In January, San Francisco voted to replace Columbus Day with Indigenous Peoples’ Day, joining the growing list of cities and states making the symbolic change.
Last October, Austin, Texas, L.A. County in California and Salt Lake City, Utah also joined that list.
Berkeley, California was the first city to replace Columbus Day with Indigenous Peoples’ Day in 1992, although the conversation had started years earlier.
Columbus Day was designated for the second Monday of October and has been federally recognized since 1937. It was originally created to recognize the accomplishment of Christopher Columbus’ crossing the Atlantic Ocean and landing on what we now call America. However, Columbus and Columbus Day have also become a symbol of European colonization and the subsequent conquests that led to the destruction of Indigenous peoples’ cultures, populations and the devastation of the surrounding environment.
The significance of this influx of cities changing Columbus Day to Indigenous Peoples’ Day has been one of recognition, Associate Professor of Ethnic Studies at Mills Melinda Micco believes. Micco is also a registered member of the Seminole Nation of Oklahoma.

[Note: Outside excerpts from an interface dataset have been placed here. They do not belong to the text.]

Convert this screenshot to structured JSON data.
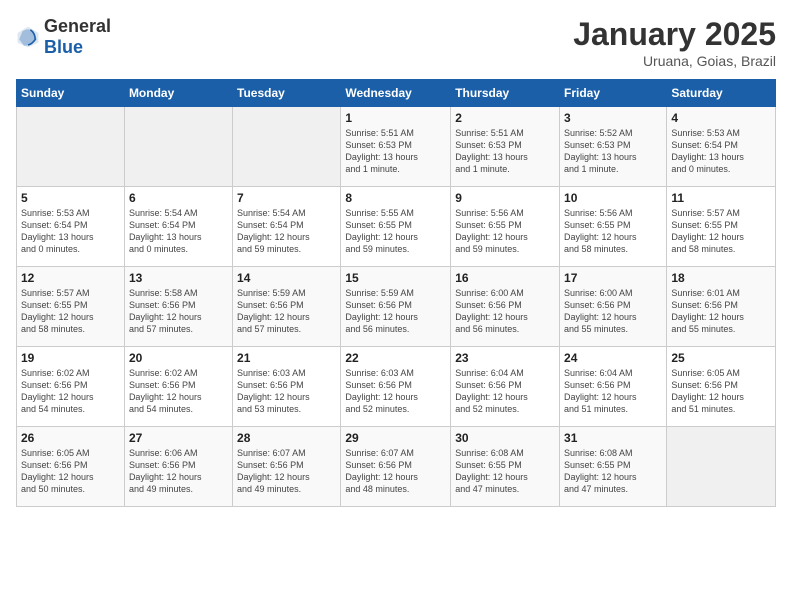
{
  "logo": {
    "general": "General",
    "blue": "Blue"
  },
  "header": {
    "month": "January 2025",
    "location": "Uruana, Goias, Brazil"
  },
  "weekdays": [
    "Sunday",
    "Monday",
    "Tuesday",
    "Wednesday",
    "Thursday",
    "Friday",
    "Saturday"
  ],
  "weeks": [
    [
      {
        "day": "",
        "info": ""
      },
      {
        "day": "",
        "info": ""
      },
      {
        "day": "",
        "info": ""
      },
      {
        "day": "1",
        "info": "Sunrise: 5:51 AM\nSunset: 6:53 PM\nDaylight: 13 hours\nand 1 minute."
      },
      {
        "day": "2",
        "info": "Sunrise: 5:51 AM\nSunset: 6:53 PM\nDaylight: 13 hours\nand 1 minute."
      },
      {
        "day": "3",
        "info": "Sunrise: 5:52 AM\nSunset: 6:53 PM\nDaylight: 13 hours\nand 1 minute."
      },
      {
        "day": "4",
        "info": "Sunrise: 5:53 AM\nSunset: 6:54 PM\nDaylight: 13 hours\nand 0 minutes."
      }
    ],
    [
      {
        "day": "5",
        "info": "Sunrise: 5:53 AM\nSunset: 6:54 PM\nDaylight: 13 hours\nand 0 minutes."
      },
      {
        "day": "6",
        "info": "Sunrise: 5:54 AM\nSunset: 6:54 PM\nDaylight: 13 hours\nand 0 minutes."
      },
      {
        "day": "7",
        "info": "Sunrise: 5:54 AM\nSunset: 6:54 PM\nDaylight: 12 hours\nand 59 minutes."
      },
      {
        "day": "8",
        "info": "Sunrise: 5:55 AM\nSunset: 6:55 PM\nDaylight: 12 hours\nand 59 minutes."
      },
      {
        "day": "9",
        "info": "Sunrise: 5:56 AM\nSunset: 6:55 PM\nDaylight: 12 hours\nand 59 minutes."
      },
      {
        "day": "10",
        "info": "Sunrise: 5:56 AM\nSunset: 6:55 PM\nDaylight: 12 hours\nand 58 minutes."
      },
      {
        "day": "11",
        "info": "Sunrise: 5:57 AM\nSunset: 6:55 PM\nDaylight: 12 hours\nand 58 minutes."
      }
    ],
    [
      {
        "day": "12",
        "info": "Sunrise: 5:57 AM\nSunset: 6:55 PM\nDaylight: 12 hours\nand 58 minutes."
      },
      {
        "day": "13",
        "info": "Sunrise: 5:58 AM\nSunset: 6:56 PM\nDaylight: 12 hours\nand 57 minutes."
      },
      {
        "day": "14",
        "info": "Sunrise: 5:59 AM\nSunset: 6:56 PM\nDaylight: 12 hours\nand 57 minutes."
      },
      {
        "day": "15",
        "info": "Sunrise: 5:59 AM\nSunset: 6:56 PM\nDaylight: 12 hours\nand 56 minutes."
      },
      {
        "day": "16",
        "info": "Sunrise: 6:00 AM\nSunset: 6:56 PM\nDaylight: 12 hours\nand 56 minutes."
      },
      {
        "day": "17",
        "info": "Sunrise: 6:00 AM\nSunset: 6:56 PM\nDaylight: 12 hours\nand 55 minutes."
      },
      {
        "day": "18",
        "info": "Sunrise: 6:01 AM\nSunset: 6:56 PM\nDaylight: 12 hours\nand 55 minutes."
      }
    ],
    [
      {
        "day": "19",
        "info": "Sunrise: 6:02 AM\nSunset: 6:56 PM\nDaylight: 12 hours\nand 54 minutes."
      },
      {
        "day": "20",
        "info": "Sunrise: 6:02 AM\nSunset: 6:56 PM\nDaylight: 12 hours\nand 54 minutes."
      },
      {
        "day": "21",
        "info": "Sunrise: 6:03 AM\nSunset: 6:56 PM\nDaylight: 12 hours\nand 53 minutes."
      },
      {
        "day": "22",
        "info": "Sunrise: 6:03 AM\nSunset: 6:56 PM\nDaylight: 12 hours\nand 52 minutes."
      },
      {
        "day": "23",
        "info": "Sunrise: 6:04 AM\nSunset: 6:56 PM\nDaylight: 12 hours\nand 52 minutes."
      },
      {
        "day": "24",
        "info": "Sunrise: 6:04 AM\nSunset: 6:56 PM\nDaylight: 12 hours\nand 51 minutes."
      },
      {
        "day": "25",
        "info": "Sunrise: 6:05 AM\nSunset: 6:56 PM\nDaylight: 12 hours\nand 51 minutes."
      }
    ],
    [
      {
        "day": "26",
        "info": "Sunrise: 6:05 AM\nSunset: 6:56 PM\nDaylight: 12 hours\nand 50 minutes."
      },
      {
        "day": "27",
        "info": "Sunrise: 6:06 AM\nSunset: 6:56 PM\nDaylight: 12 hours\nand 49 minutes."
      },
      {
        "day": "28",
        "info": "Sunrise: 6:07 AM\nSunset: 6:56 PM\nDaylight: 12 hours\nand 49 minutes."
      },
      {
        "day": "29",
        "info": "Sunrise: 6:07 AM\nSunset: 6:56 PM\nDaylight: 12 hours\nand 48 minutes."
      },
      {
        "day": "30",
        "info": "Sunrise: 6:08 AM\nSunset: 6:55 PM\nDaylight: 12 hours\nand 47 minutes."
      },
      {
        "day": "31",
        "info": "Sunrise: 6:08 AM\nSunset: 6:55 PM\nDaylight: 12 hours\nand 47 minutes."
      },
      {
        "day": "",
        "info": ""
      }
    ]
  ]
}
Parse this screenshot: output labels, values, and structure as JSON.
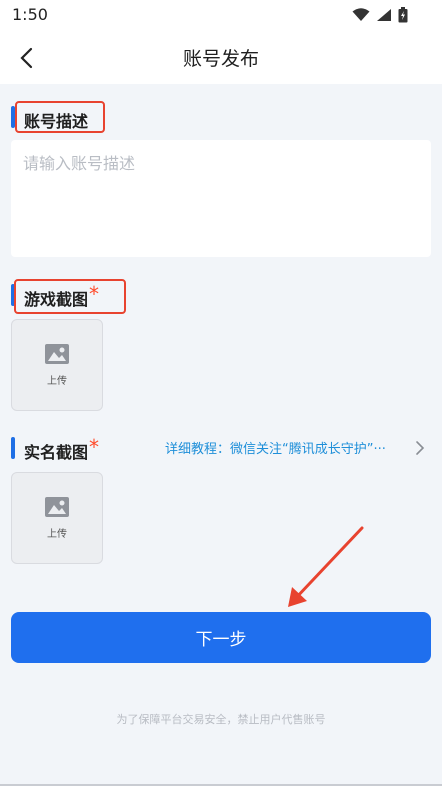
{
  "status_bar": {
    "time": "1:50"
  },
  "nav": {
    "title": "账号发布"
  },
  "description": {
    "label": "账号描述",
    "placeholder": "请输入账号描述"
  },
  "game_screenshot": {
    "label": "游戏截图",
    "required_mark": "*",
    "upload_label": "上传"
  },
  "realname_screenshot": {
    "label": "实名截图",
    "required_mark": "*",
    "upload_label": "上传",
    "tutorial_link": "详细教程：微信关注“腾讯成长守护”···"
  },
  "next_button": {
    "label": "下一步"
  },
  "footer": {
    "note": "为了保障平台交易安全，禁止用户代售账号"
  },
  "colors": {
    "accent": "#1f6fee",
    "link": "#1f8fd9",
    "required": "#ff4b2b",
    "highlight": "#e8432f"
  }
}
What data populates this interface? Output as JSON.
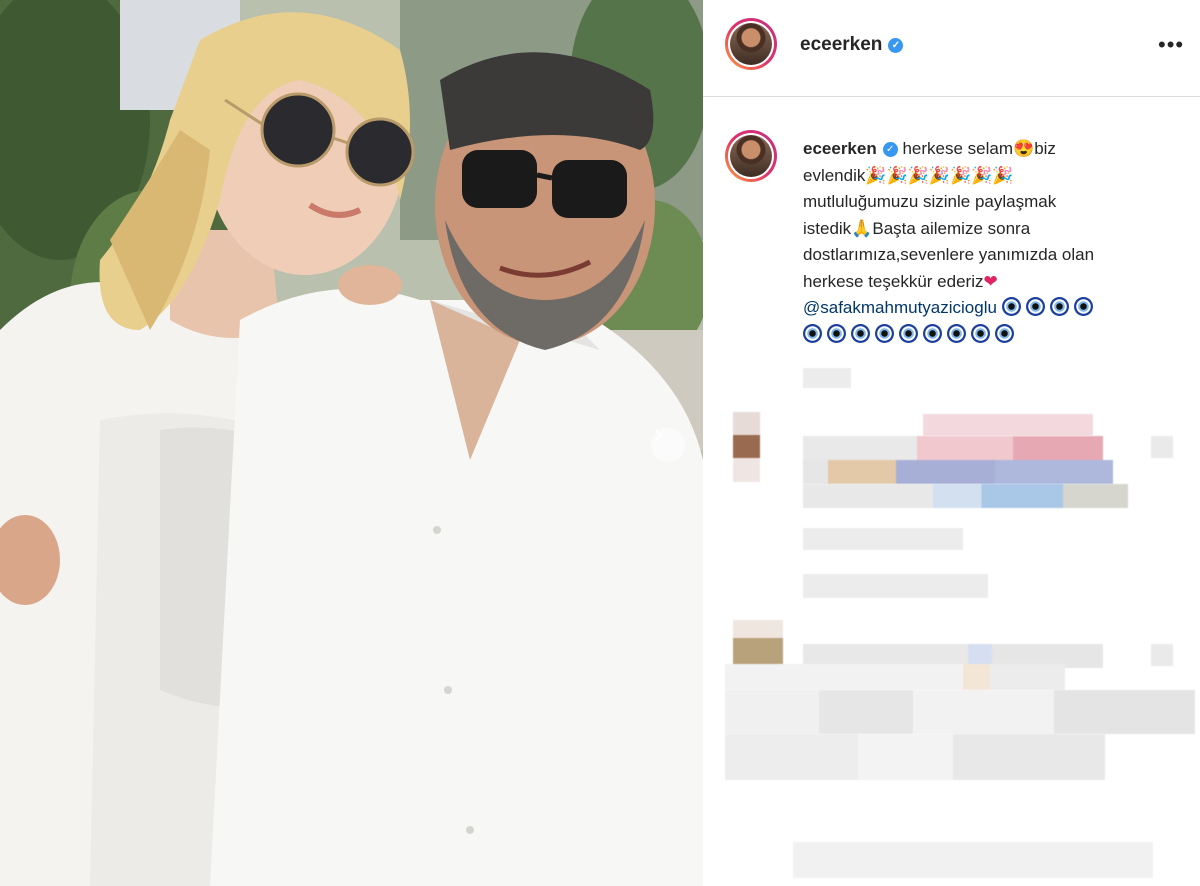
{
  "post": {
    "username": "eceerken",
    "verified_icon": "verified-badge-icon",
    "more_options_label": "•••",
    "caption": {
      "username": "eceerken",
      "line1": "herkese selam",
      "line1b": "biz",
      "line2": "evlendik",
      "line3": "mutluluğumuzu sizinle paylaşmak",
      "line4": "istedik",
      "line4b": "Başta ailemize sonra",
      "line5": "dostlarımıza,sevenlere yanımızda olan",
      "line6": "herkese teşekkür ederiz",
      "mention": "@safakmahmutyazicioglu",
      "emoji_heart_eyes": "😍",
      "emoji_party": "🎉",
      "emoji_pray": "🙏",
      "emoji_heart": "❤"
    }
  },
  "icons": {
    "carousel_next": "chevron-right-icon",
    "more": "more-options-icon"
  },
  "colors": {
    "accent_blue": "#3897f0",
    "mention": "#00376b",
    "story_ring_start": "#f9a13d",
    "story_ring_end": "#c13584",
    "divider": "#dbdbdb"
  }
}
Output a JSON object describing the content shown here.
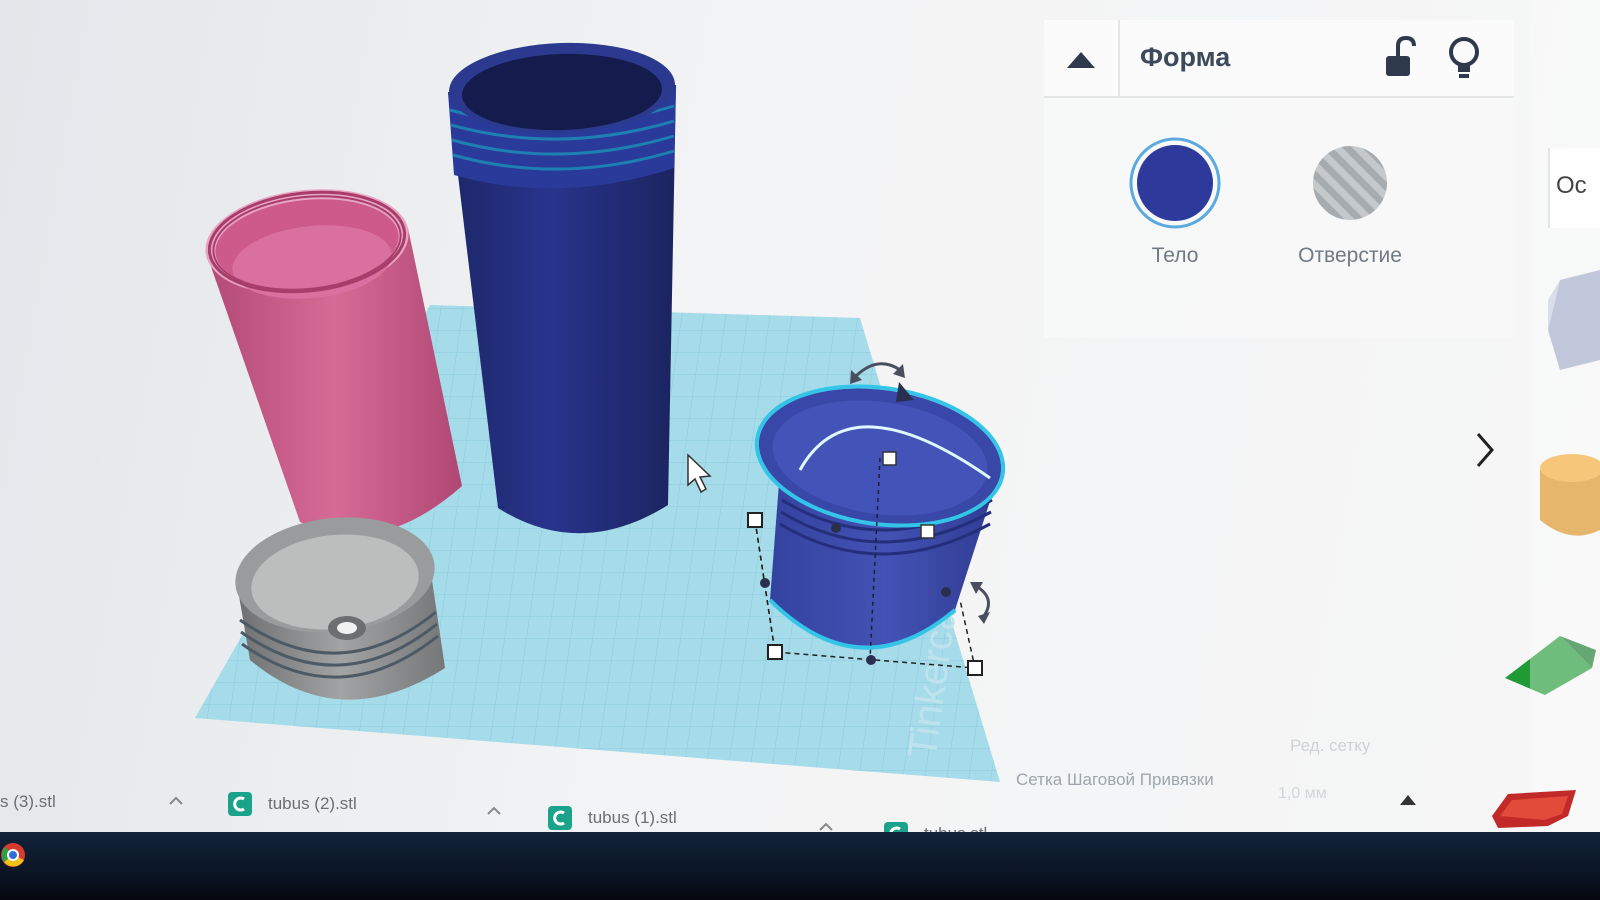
{
  "panel": {
    "title": "Форма",
    "solid_label": "Тело",
    "hole_label": "Отверстие"
  },
  "right_tab_label": "Ос",
  "grid": {
    "edit_label": "Ред. сетку",
    "snap_label": "Сетка Шаговой Привязки",
    "snap_value": "1,0 мм"
  },
  "downloads": [
    {
      "name": "s (3).stl"
    },
    {
      "name": "tubus (2).stl"
    },
    {
      "name": "tubus (1).stl"
    },
    {
      "name": "tubus.stl"
    }
  ],
  "colors": {
    "solid": "#2d3a9c",
    "pink": "#c65a86",
    "navy": "#232e7a",
    "grid": "#9fd6e6",
    "selection": "#33c5e8",
    "gray_part": "#8d8e8f"
  }
}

“It acknowledges that contribution we made to building the U.S., and while in that building it killed untold numbers of Native peoples,” Micco said.
Indigenous Peoples’ day mostly refers to those indigenous to the U.S., meaning the many Native American tribes. However, the term does not exclude other people of indigenous background who also live in the U.S. Micco said.
“We have shifted the dialogue [to be more positive]. We’re not exclusive,” Micco said. “We’re not trying to harm the planet in any further way.”
Mills student Sam Barnett is a native Chamoru from Guam, one of the last U.S. colonies in the world, and is active in Guam’s movement for independence. She finds Indigenous Peoples’ Day gives indigenous people a space to come together.
“I think there is a big need for solidarity between Indigenous peoples all over the world because we have so many common histories and experiences of colonization,” Barnett said in an email. “I hope that this day will be used to honor the legacies of colonization that our ancestors have experienced and their incredible resilience. I hope that this will be a day for Indigenous peoples from all over the world to tell our stories and fight for sovereignty.”
Mills’ own Indigenous Women’s Alliance was created in 2003, Micco said, originally named the Native American Sisters Alliance.
“Even if we were small, we’re the original people,” Micco said. “We wanted to be acknowledged.”
Micco said she has been working to recruit and retain students with Native American heritage at Mills, and the best way for the administration to welcome students is to recognize them.
“All of [Mills] was once Indian land,” Micco said.
Not only should institutions and governments consider their position, Barnett believes that individual, ordinary people should do the same.
“Recognizing the reality of stolen Indigenous land is a way for settlers to honor and respect Indigenous peoples,” Barnett wrote. “This also represents a reclaiming of narratives and stories. It’s reclaiming space and history by honoring those who have passed but also honoring those are who are still existing.”
Although there has been the trend of cities replacing Columbus Day with Indigenous Peoples’ Day, many Italian-American families continue to celebrate Columbus Day, seeing the day as honoring their Italian descent and recognizing the contributions that Italian-Americans have made to America, according to Al-Jazeera newspaper.
According to the San Francisco Examiner, Guido Perego, president of North Beach’s San Francisco Italian Athletic Club, said that Columbus Day was “meant to be inclusive” and that the supervisors should reconsider.
On a federal level, Columbus day has not been replaced with Indigenous Peoples’ Day. Both Barnett and Micco hope that this will change.
“It would be powerful for Columbus Day to change on a federal level because that would mean that the federal government in some way acknowledges that this country was founded on the genocide of Indigenous peoples and land that was stolen,” Barnett wrote. “I think it’s incredibly important that every person who lives on land that they are not Indigenous to acknowledge that they are settlers who profit from Indigenous displacement and historical violence against these peoples.”
Micco is hopeful that change will continue.
“Once you have an event or stance, once you say something oral, there is a sacredness for saying it out loud, but also a responsibility so once the city has acknowledged it, there is a responsibility,” Micco said. “Talk is not idle.”